Exercise objective: Each line in the records below that has the word "title" should be copied.
[[ Information given open ]]
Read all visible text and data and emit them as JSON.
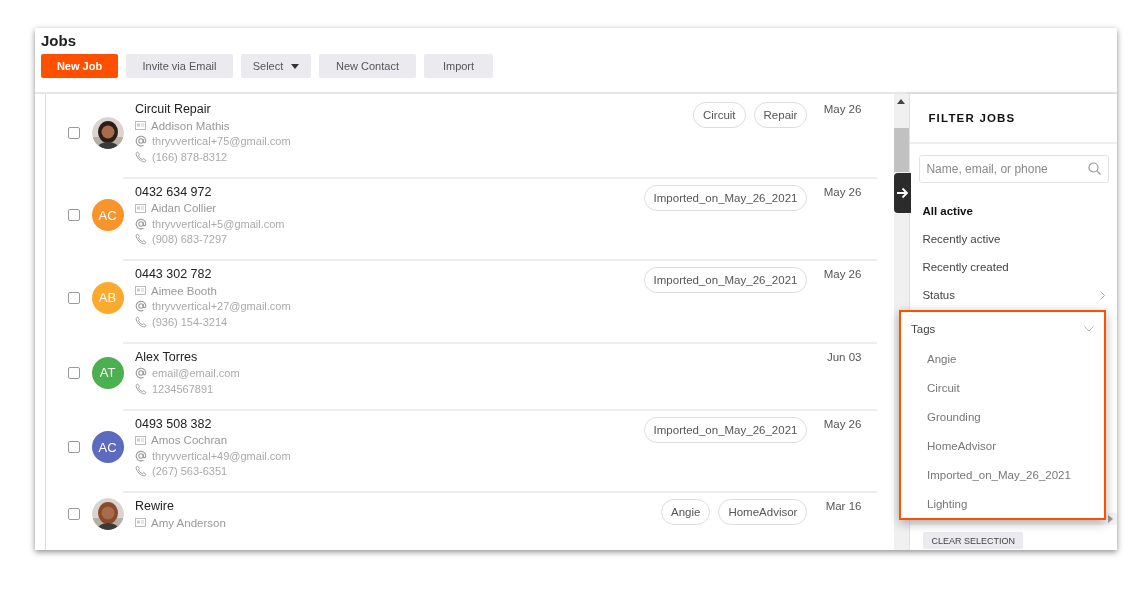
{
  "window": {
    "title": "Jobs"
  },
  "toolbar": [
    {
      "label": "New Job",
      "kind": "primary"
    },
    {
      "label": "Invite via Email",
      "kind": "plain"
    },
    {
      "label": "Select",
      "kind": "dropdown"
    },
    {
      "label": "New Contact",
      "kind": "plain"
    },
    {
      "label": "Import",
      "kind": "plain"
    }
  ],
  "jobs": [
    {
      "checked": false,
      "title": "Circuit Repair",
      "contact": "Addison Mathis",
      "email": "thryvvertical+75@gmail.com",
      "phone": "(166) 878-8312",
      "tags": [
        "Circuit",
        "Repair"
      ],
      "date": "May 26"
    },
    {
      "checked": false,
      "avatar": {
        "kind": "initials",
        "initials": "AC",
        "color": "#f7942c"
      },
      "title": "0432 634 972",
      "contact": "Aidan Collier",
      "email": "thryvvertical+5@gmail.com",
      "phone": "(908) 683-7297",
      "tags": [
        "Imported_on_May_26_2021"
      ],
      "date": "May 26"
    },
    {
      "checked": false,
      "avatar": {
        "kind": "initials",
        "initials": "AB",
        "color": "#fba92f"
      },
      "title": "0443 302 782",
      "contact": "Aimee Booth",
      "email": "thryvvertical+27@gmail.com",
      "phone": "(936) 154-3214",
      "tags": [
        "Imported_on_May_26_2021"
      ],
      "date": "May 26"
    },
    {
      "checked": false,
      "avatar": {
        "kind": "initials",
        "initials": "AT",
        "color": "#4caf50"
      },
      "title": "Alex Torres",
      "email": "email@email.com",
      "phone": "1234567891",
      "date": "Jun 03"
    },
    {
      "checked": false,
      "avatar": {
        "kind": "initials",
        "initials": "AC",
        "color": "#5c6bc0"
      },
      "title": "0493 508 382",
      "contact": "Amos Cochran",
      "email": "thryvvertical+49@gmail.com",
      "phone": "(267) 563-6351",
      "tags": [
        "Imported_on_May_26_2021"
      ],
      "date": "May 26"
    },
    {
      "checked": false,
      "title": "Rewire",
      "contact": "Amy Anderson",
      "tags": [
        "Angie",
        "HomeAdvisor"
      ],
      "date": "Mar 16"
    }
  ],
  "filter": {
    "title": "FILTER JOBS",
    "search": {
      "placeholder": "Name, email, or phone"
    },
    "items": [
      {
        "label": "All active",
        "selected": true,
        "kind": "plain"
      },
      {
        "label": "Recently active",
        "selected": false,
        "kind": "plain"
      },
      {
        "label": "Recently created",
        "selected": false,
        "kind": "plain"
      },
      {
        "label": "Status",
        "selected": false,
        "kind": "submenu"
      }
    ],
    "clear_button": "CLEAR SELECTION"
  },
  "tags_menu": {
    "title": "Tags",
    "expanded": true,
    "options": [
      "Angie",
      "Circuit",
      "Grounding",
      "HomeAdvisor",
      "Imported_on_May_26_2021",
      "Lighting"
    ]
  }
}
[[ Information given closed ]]
Result of this exercise:
    "title": "Jobs"
      "title": "Circuit Repair",
      "title": "0432 634 972",
      "title": "0443 302 782",
      "title": "Alex Torres",
      "title": "0493 508 382",
      "title": "Rewire",
    "title": "FILTER JOBS",
    "title": "Tags",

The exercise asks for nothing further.